I went out to India at the end of Mach with a group from a church in Edinburgh, to visit a project of Operation Mobilisation India. OM India work with a charity in the UK called Dalit Freedom Network who wish to help the dalit population (untouchables) in India. Dalit Freedom Network particularly focus on the prevention of human trafficking amongst the dalits (there are 20 million dalits trafficked each year).
We spent the first week of our trip painting the base that we were staying on, the staff are so concerned with helping others less fortunate that they had neglected to look after the place that they worked in, so we chose to spruce it up a bit. As well as painting we taken around a couple of slums where the organisation work. The poverty was far beyond anything I could ever imagine. One place had about 500 people living in small mud houses (smaller than my bathroom) that contained about 8 people each, normally with only 2 small beds that they all shared. There was no toilet throughout the whole slum, to relieve themselves that had to walk to the one end, over a railway line and squat in the bushes – just no privacy at all. However with the little they had, they shared, and there was no crime at all in the slum, it really was communal living.
Another place we visited did have toilets and sewers but they only had sporadic water supply. When I say sporadic I mean very little. We arrived on a day where water was flooding from the small tap, and hundreds of women and children were queuing with buckets to fill them. When we asked how long it had been since they’d had water, one woman replied 14 days – 2 weeks without water! We were told that it was likely it would just flow for today and then they’d have 2 more weeks without any. One of the women we met was peeling garlic cloves. She was paid R20 a week (about 33p) for this, not nearly enough to cover the rent of her minuscule apartment where she lived with her 3 children.
We had planned to go to another slightly better off slum but it rained the day we were supposed to go. It was not that our team did not want to get went, but when it rains the open sewers flood and infection spreads rapidly. It was considered to dangerous for us to go, to dangerous for us but not for the hundreds of people living there, who face that threat ever time it rains.
We also went to see one of the new projects set up to empower under-educated women who need help. There was a lot of alcohol abuse amongst the men, so to help communities it is important to help the women. They are taught to sewing and computer science to provide them with an income to feed their families. Most places we had seen to date were dirty and noisy, with a really busy neglected feeling. This centre was the complete opposite.
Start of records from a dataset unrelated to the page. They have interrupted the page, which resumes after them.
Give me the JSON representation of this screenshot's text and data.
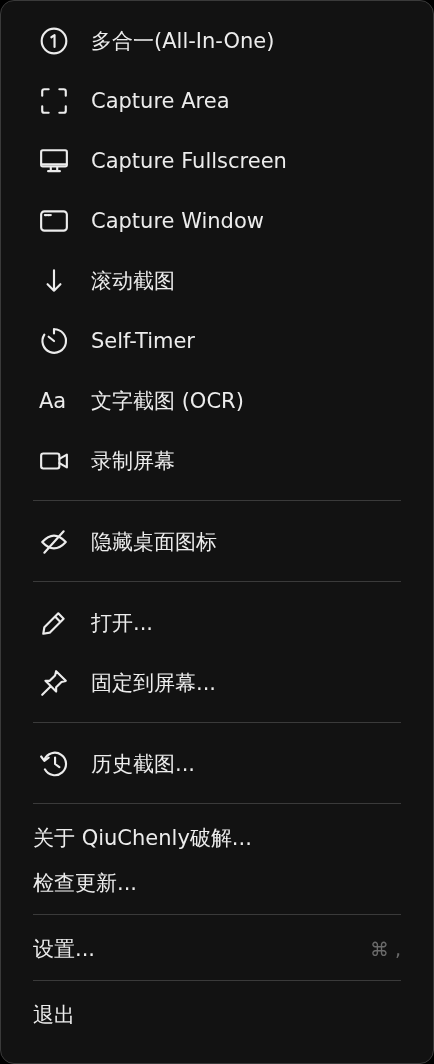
{
  "menu": {
    "sections": [
      {
        "items": [
          {
            "kind": "icon",
            "label": "多合一(All-In-One)"
          },
          {
            "kind": "icon",
            "label": "Capture Area"
          },
          {
            "kind": "icon",
            "label": "Capture Fullscreen"
          },
          {
            "kind": "icon",
            "label": "Capture Window"
          },
          {
            "kind": "icon",
            "label": "滚动截图"
          },
          {
            "kind": "icon",
            "label": "Self-Timer"
          },
          {
            "kind": "glyph",
            "glyph": "Aa",
            "label": "文字截图 (OCR)"
          },
          {
            "kind": "icon",
            "label": "录制屏幕"
          }
        ]
      },
      {
        "items": [
          {
            "kind": "icon",
            "label": "隐藏桌面图标"
          }
        ]
      },
      {
        "items": [
          {
            "kind": "icon",
            "label": "打开..."
          },
          {
            "kind": "icon",
            "label": "固定到屏幕..."
          }
        ]
      },
      {
        "items": [
          {
            "kind": "icon",
            "label": "历史截图..."
          }
        ]
      },
      {
        "items": [
          {
            "kind": "plain",
            "label": "关于 QiuChenly破解..."
          },
          {
            "kind": "plain",
            "label": "检查更新..."
          }
        ]
      },
      {
        "items": [
          {
            "kind": "plain",
            "label": "设置...",
            "shortcut": "⌘ ,"
          }
        ]
      },
      {
        "items": [
          {
            "kind": "plain",
            "label": "退出"
          }
        ]
      }
    ]
  }
}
As soon as we entered the white entrance hall with a cool stone floor, I finally felt calm (for the first time in a week!). There were a group of women sitting and chatting on the floor cutting templates of clothes out of newspapers. Behind them was a small kitchen with running water and a small fridge. We were taken up to the roof where there was another room with about 10 sewing machines where the women again sat on the floor learning how to hand stitch close to the edge of the cloth, all the women smiled as they greeted us, so proud to show us what they had achieved. We went back downstairs to a small room with about 15 computers in where a variety of women (the youngest was 14) were having computer lessons – they were so eager to learn. We were then taken to an even smaller room at the back; with 4 empty beds in it. For those that are in abusive homes or have been rescued from captives this is a dormitory for them to stay in and recover, until suitable alternative accommodation has been found. What struck me most about the centre was how welcoming the people were, and how much dignity they had been given by the opportunity to be there.
My trip to India has awakened me to things in this world that I was previously ignorant. I feel deeply challenged by how much I have here, what my priorities are and how privilege I am to be a woman in the West, with all the rights that we have. I feel as thought I have a new perspective on life and no longer wish to take for granted how lucky I am. I take comfort in the fact that Expediens (the company I work for) works with Seven Men, a social enterprise that generates funds to enable change in India, but I still would like to do more, and to get others involved. If you have been touched by the work in India, and help bring an end to human trafficking I recommend looking at the Dalit Freedom Network website.
For more information on Seven Men and its businesses in Edinburgh have a look at www.sevenmen.com.